I save some money and spend winters away from the market, driving around the country and shooting anything that looks interesting. I do this year after year, driving as many as 40,000 kms a trip. I eat more service station meat pies than is good for anyone. Eventually I tire of living in my car for months at a time and I ask myself, “What’s next?”.
I decide to go global. I plan and book a four month trip overseas, work out roughly how much this will cost, and panic. I go anyway. I come back with lots of images, the ability to recite the in-flight safety lecture in my sleep and an empty bank account. Another year goes by and I ask “What’s next?”.
I buy a motorbike that will take me places even four wheel drives can’t go and ride around half the country, sleeping in a tent by the side of the road, showering infrequently and eating more service station pies. After a few months I come back sore, tired and broke but with many more images. Another year passes and I ask “What’s next?”.
I decide to move from a casual stall to a permanent shop in the market with four walls and a roller shutter. This way I can make it a proper gallery, move the printer in and showcase my best work. I sign a lease, fork over all my money, borrow more money, spend it all on setting up the gallery and hope for enough sales that I won’t have to eat cat food. The plan, as much as I have one, is to employ someone to run the gallery while I’m out on the road shooting. I’ve now been at the market around ten years - I’ve sold many prints to many people, travelled extensively throughout Australia and half the world and, so far, managed to run out of money only a half dozen times. So what’s next?
My physical gallery is at the Queen Victoria Market in Melbourne, Australia, where you can see how they look framed on the wall, and also check out the aluminium prints which really have to be seen in person to be fully appreciated.

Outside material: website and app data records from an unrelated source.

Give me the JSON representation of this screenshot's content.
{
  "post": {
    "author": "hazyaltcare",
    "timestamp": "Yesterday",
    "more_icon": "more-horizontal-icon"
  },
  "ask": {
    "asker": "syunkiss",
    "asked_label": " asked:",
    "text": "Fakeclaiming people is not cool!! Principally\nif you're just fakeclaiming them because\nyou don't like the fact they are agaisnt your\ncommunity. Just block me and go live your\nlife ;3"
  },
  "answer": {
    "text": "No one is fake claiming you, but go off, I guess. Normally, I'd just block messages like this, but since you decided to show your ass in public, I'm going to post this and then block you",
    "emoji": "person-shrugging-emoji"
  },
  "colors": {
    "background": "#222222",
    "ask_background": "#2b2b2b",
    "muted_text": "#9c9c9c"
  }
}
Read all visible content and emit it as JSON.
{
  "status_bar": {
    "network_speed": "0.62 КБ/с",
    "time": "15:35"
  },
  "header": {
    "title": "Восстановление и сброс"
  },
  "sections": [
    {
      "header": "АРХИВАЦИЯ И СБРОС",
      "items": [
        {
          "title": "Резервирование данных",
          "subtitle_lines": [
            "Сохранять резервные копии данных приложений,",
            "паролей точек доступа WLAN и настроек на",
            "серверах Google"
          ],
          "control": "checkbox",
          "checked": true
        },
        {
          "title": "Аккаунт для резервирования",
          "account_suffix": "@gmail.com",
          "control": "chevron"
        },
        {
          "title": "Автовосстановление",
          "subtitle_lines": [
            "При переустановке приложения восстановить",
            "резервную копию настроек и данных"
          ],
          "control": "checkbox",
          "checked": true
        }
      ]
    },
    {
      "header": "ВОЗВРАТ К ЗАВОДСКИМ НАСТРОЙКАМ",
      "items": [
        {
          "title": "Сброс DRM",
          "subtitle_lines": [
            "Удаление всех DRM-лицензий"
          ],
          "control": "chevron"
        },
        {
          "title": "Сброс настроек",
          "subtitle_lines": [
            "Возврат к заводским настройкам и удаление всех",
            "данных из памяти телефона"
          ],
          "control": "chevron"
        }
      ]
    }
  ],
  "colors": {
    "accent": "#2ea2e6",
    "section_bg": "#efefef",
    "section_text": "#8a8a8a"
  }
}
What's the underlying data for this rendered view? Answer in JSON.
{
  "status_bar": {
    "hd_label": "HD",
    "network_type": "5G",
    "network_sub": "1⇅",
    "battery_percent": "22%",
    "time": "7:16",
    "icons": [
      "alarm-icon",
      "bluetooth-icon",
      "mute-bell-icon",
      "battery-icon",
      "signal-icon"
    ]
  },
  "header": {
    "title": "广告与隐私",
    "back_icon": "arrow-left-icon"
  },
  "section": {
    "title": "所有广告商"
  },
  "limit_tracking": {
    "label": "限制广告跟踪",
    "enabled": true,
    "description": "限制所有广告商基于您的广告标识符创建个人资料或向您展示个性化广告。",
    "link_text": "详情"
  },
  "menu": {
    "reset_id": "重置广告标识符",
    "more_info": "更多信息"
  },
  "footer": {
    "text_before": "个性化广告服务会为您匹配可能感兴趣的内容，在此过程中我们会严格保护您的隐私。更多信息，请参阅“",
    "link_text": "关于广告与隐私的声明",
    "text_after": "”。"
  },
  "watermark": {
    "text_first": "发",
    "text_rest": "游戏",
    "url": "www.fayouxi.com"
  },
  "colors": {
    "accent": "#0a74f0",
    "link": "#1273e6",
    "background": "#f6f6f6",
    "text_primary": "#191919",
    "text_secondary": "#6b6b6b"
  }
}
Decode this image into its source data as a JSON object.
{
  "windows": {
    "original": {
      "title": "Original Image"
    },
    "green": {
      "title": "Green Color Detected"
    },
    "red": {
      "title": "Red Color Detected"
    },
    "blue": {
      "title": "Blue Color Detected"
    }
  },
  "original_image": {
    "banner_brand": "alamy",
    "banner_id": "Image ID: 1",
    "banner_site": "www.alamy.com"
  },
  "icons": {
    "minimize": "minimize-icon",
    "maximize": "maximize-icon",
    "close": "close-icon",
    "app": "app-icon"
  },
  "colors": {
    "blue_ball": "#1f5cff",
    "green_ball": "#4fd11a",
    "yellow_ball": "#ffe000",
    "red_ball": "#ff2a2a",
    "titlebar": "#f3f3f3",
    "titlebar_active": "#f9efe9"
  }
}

Thanks for taking the time. I've enjoyed creating these images and I hope you enjoy them too.
Let me know if you have any questions.